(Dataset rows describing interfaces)
• • • •

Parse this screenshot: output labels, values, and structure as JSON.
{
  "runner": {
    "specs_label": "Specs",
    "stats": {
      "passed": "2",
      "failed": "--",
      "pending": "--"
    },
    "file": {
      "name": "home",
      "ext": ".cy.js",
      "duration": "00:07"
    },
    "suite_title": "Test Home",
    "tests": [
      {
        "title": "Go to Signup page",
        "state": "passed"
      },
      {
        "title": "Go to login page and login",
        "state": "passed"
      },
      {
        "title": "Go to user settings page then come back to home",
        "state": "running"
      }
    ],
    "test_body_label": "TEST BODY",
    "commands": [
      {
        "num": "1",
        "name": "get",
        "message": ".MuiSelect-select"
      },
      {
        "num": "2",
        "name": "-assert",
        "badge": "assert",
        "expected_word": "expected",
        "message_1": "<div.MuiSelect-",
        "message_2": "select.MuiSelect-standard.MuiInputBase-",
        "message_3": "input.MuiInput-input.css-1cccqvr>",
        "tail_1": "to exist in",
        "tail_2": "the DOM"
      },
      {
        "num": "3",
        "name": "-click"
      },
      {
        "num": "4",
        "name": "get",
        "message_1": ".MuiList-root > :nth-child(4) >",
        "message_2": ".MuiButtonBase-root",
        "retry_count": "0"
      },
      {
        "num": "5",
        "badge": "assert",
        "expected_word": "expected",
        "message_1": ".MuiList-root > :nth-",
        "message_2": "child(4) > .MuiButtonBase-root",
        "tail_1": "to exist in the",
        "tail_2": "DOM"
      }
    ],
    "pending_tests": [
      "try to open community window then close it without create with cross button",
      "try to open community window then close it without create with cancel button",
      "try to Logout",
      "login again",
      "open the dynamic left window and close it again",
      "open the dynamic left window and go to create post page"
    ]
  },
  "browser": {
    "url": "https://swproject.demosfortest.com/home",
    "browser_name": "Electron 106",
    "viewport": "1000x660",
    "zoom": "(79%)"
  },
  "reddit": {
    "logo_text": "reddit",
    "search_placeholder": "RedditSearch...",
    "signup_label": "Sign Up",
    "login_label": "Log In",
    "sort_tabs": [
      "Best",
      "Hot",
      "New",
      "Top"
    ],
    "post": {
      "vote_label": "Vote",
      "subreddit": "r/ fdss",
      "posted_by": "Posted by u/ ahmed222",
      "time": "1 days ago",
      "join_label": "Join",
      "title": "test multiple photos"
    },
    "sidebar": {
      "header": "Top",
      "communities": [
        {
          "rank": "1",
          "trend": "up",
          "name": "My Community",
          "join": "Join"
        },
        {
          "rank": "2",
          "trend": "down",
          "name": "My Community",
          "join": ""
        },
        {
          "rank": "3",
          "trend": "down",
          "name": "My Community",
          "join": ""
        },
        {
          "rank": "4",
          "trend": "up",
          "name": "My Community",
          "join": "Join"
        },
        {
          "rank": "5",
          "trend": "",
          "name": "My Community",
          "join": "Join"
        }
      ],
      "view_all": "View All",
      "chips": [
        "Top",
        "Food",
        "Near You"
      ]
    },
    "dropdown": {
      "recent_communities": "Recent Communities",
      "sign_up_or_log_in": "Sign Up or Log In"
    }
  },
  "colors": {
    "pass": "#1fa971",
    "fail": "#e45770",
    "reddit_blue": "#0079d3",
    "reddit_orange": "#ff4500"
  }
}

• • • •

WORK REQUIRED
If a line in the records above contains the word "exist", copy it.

TASK OUTPUT
        "tail_1": "to exist in",
        "tail_1": "to exist in the",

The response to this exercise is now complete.